Although, I have been interested in ranchu for a long time, I only started to seriously pursue this endeavor since October, 2013, when I purchased my group of fish. As you can tell, it has been an exciting year for me, packed with activity. I made mistakes and corrected them, I have adopted others' great ideas and came up with my own solutions. I learned a great deal to only realize how much there is still to learn.
Another important lesson I learned is to focus on appreciating anything positive, instead of focusing on the negative. I could have easily accepted that there is no perfect ranchu, and be automatically dragged into finding what's "wrong" to be never satisfied with ranchu appearance, looking for that "greener grass on the other side" instead of enjoying them and myself. That however, shouldn't take away the urge for improvement. Traditional ranchu keeping is founded on this principle. While enjoying ranchu looks, we have to constantly work on improving our grooming techniques.

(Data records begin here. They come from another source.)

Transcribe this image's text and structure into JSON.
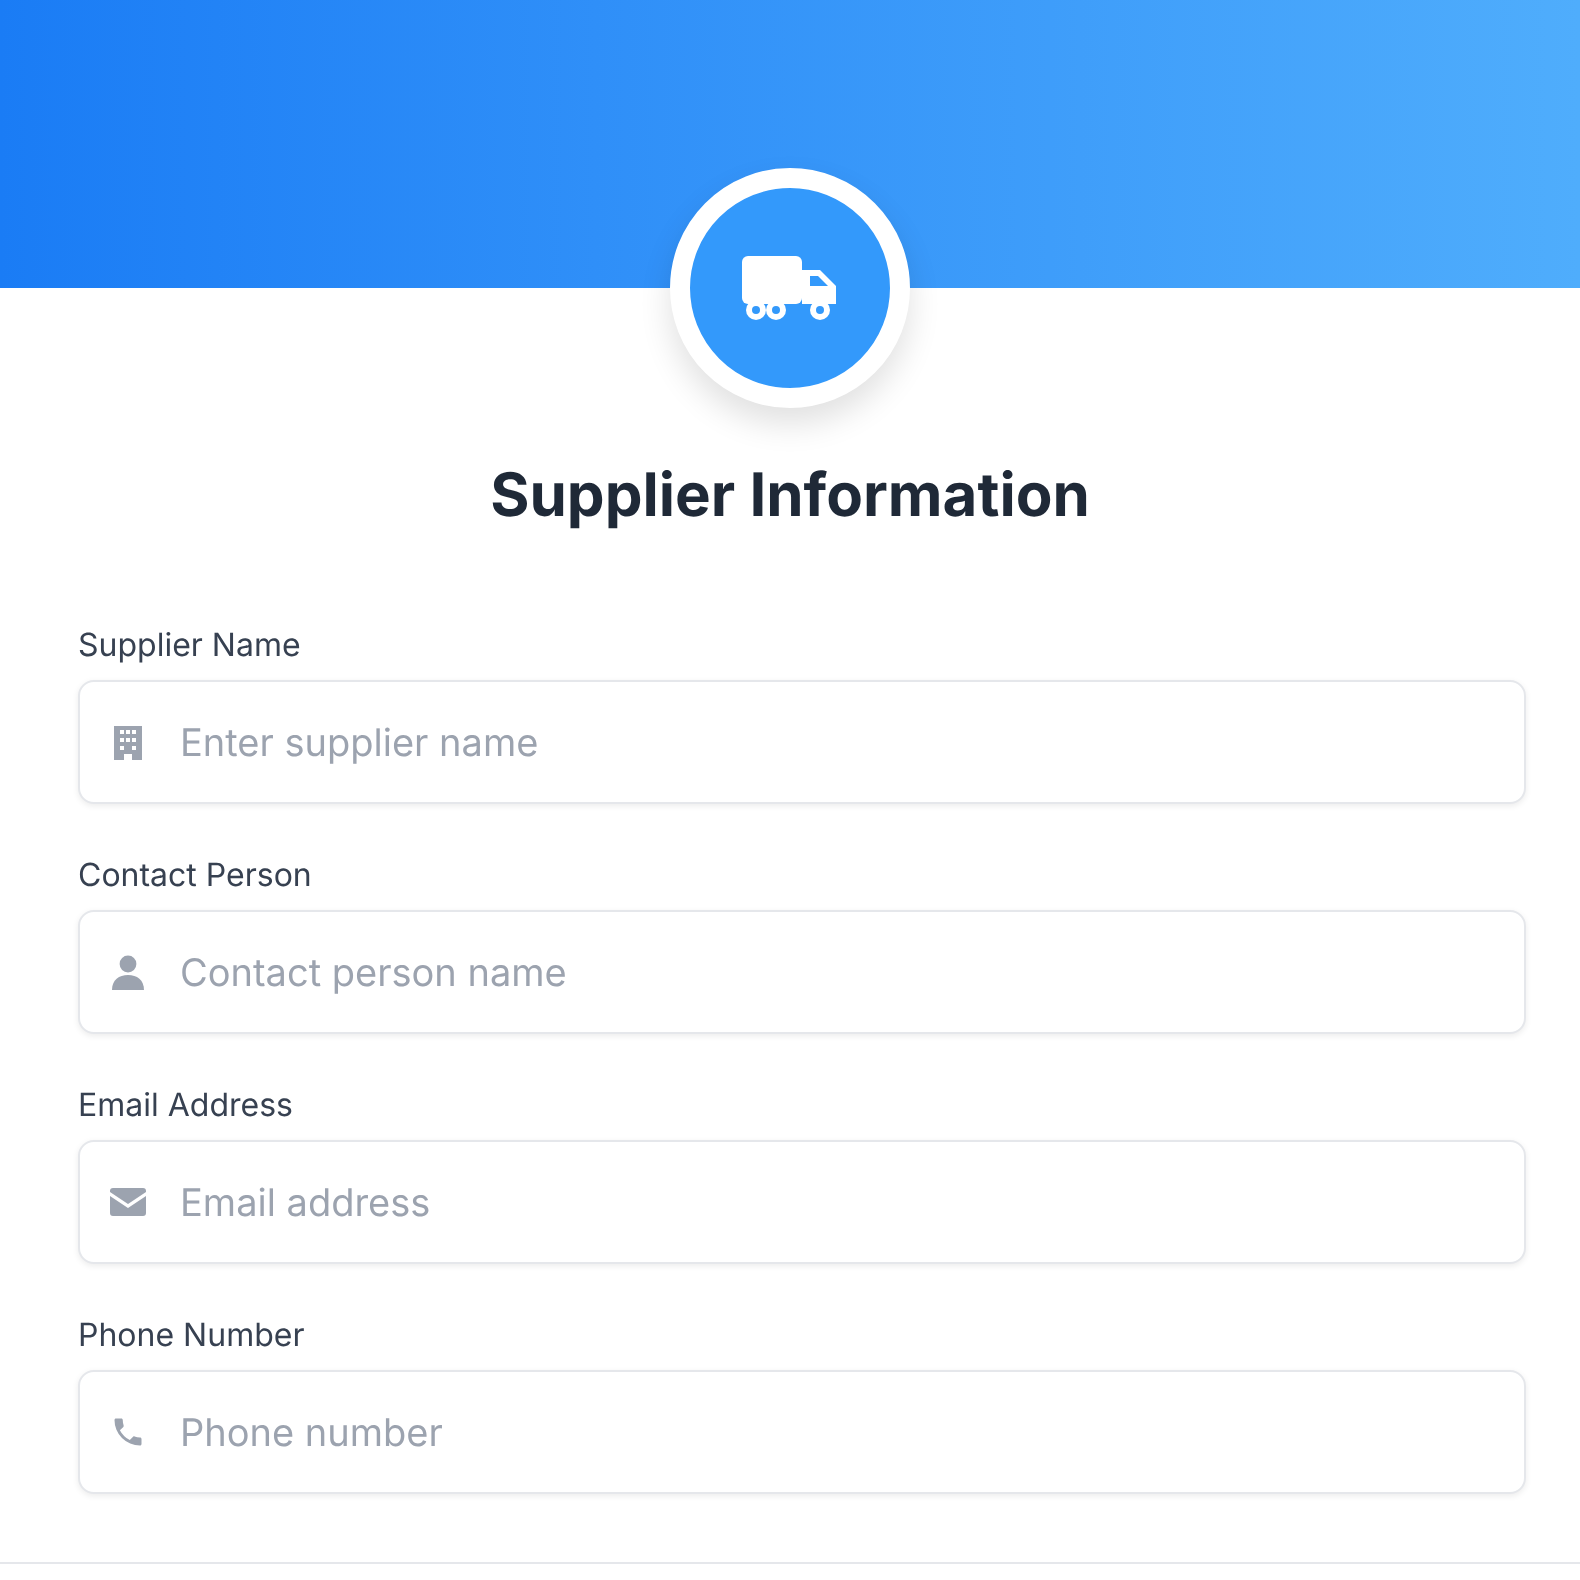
{
  "title": "Supplier Information",
  "fields": [
    {
      "label": "Supplier Name",
      "placeholder": "Enter supplier name",
      "kind": "building"
    },
    {
      "label": "Contact Person",
      "placeholder": "Contact person name",
      "kind": "person"
    },
    {
      "label": "Email Address",
      "placeholder": "Email address",
      "kind": "email"
    },
    {
      "label": "Phone Number",
      "placeholder": "Phone number",
      "kind": "phone"
    }
  ]
}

Apart from genetics, it is all about grooming that shapes the ranchu the way we desire and maintains them the way we want. This process echoes with a quote from Buddha's teachings: "It is better to travel well than to arrive". With this in mind ranchu keeping can become very rewarding. Each fish will "blossom" at its own time, some when they are tosai or nisai, and some when oya. Once ranchu reached its peak, it becomes even more chalenging to maintain.
Being considered a "living sculpture", ranchu keeping is very similar to bonsai in terms of required determination and discipline. To keep ranchu as ranchu and bonsai as bonsai, constant training and improvement is needed. It also requires improvisation and ability to recognize and uncover the subject's potentials.
Cotyledon tomentosa ("Bear's Paws") as a year old bonsai, trained by A.Vasiljev
Suiseki, by A.Vasiljev